Of course, I finally found his white marker. I found my dad’s grave. I found the spot that means nothing to the thousands of visitors that travel to Fort Snelling each year, the spot that birds and airplanes fly over and never notice, the spot where my dad’s earthly shell resides, the spot that means something to us, his grieving family. I found my dad’s grave and I cried. I missed his smile and laugh and smell and the feel of his hand in mine. I missed his moody, funny, forever-curious kindred spirit.

The Minnesota wind blowing through me, I knelt in the mushy ground, risking certain grass stains on my white jeans, to take a picture. Small, insignificant, sad and alone in this sea of white stones, I searched for an angle that reflected my mood.

31-3886

I lingered among the dead, feeling a strange comfort in the quiet and reverence. I again made my way between the graves but instead of frantically searching, now I studied the names and dates and words forever written in the stone. Most were generic. “Husband Father Grandfather”, “Soars with Eagles”, “Loving Brother”, and “Devoted Wife” were common.  A precious few hinted at something more personal: “Alive in Christ”, “Gracious”, “Wise Guide”, “Gentle Leader”, “Kind Lady”, “She Loved Jesus”. Loitering in the rows, imagining the lives represented by the stark white stones, I found it difficult to leave. As I meandered, all the “big” and usual questions about life and death and eternity stewed in my small brain and eventually reduced to two thoughts: I desperately miss my dad and whatever earthly life I have is only significant in light of Eternity.
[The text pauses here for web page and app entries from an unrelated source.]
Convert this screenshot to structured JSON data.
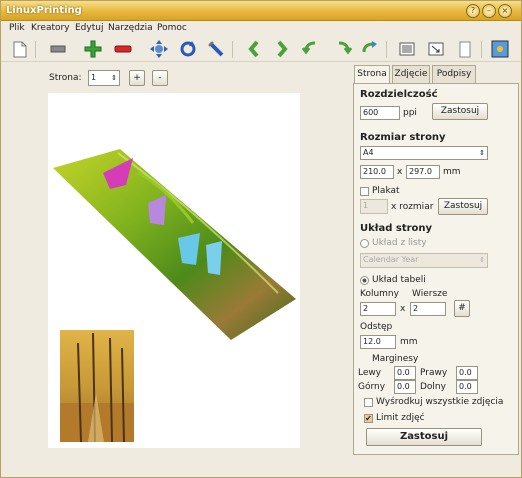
{
  "window": {
    "title": "LinuxPrinting",
    "btn_help": "?",
    "btn_min": "–",
    "btn_max": "□",
    "btn_close": "×"
  },
  "menu": {
    "plik": "Plik",
    "kreatory": "Kreatory",
    "edytuj": "Edytuj",
    "narzedzia": "Narzędzia",
    "pomoc": "Pomoc"
  },
  "page_nav": {
    "label": "Strona:",
    "value": "1",
    "plus": "+",
    "minus": "-"
  },
  "tabs": {
    "strona": "Strona",
    "zdjecie": "Zdjęcie",
    "podpisy": "Podpisy"
  },
  "resolution": {
    "title": "Rozdzielczość",
    "value": "600",
    "unit": "ppi",
    "apply": "Zastosuj"
  },
  "page_size": {
    "title": "Rozmiar strony",
    "format": "A4",
    "width": "210.0",
    "x": "x",
    "height": "297.0",
    "unit": "mm"
  },
  "poster": {
    "label": "Plakat",
    "value": "1",
    "x_size": "x rozmiar",
    "apply": "Zastosuj"
  },
  "layout": {
    "title": "Układ strony",
    "from_list": "Układ z listy",
    "list_value": "Calendar Year",
    "table": "Układ tabeli",
    "columns_label": "Kolumny",
    "rows_label": "Wiersze",
    "columns": "2",
    "x": "x",
    "rows": "2",
    "hash": "#",
    "spacing_label": "Odstęp",
    "spacing": "12.0",
    "spacing_unit": "mm"
  },
  "margins": {
    "title": "Marginesy",
    "left_label": "Lewy",
    "left": "0.0",
    "right_label": "Prawy",
    "right": "0.0",
    "top_label": "Górny",
    "top": "0.0",
    "bottom_label": "Dolny",
    "bottom": "0.0"
  },
  "options": {
    "center": "Wyśrodkuj wszystkie zdjęcia",
    "limit": "Limit zdjęć",
    "check": "✔"
  },
  "apply_all": "Zastosuj",
  "colors": {
    "title_bar": "#e8b83c",
    "canvas": "#ffffff",
    "photo_green": "#7ab428",
    "photo_autumn": "#d8a030"
  }
}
White Stone Markers

If you want to delve and question a bit more on Eternity, several Bible verses came to mind as I grave-walked. The passages and links are below:

Ecclesiastes 3–especially verse 11

Matthew 6:19-21 

Isaiah 55: 1-3

1 Corinthians 15: 50-58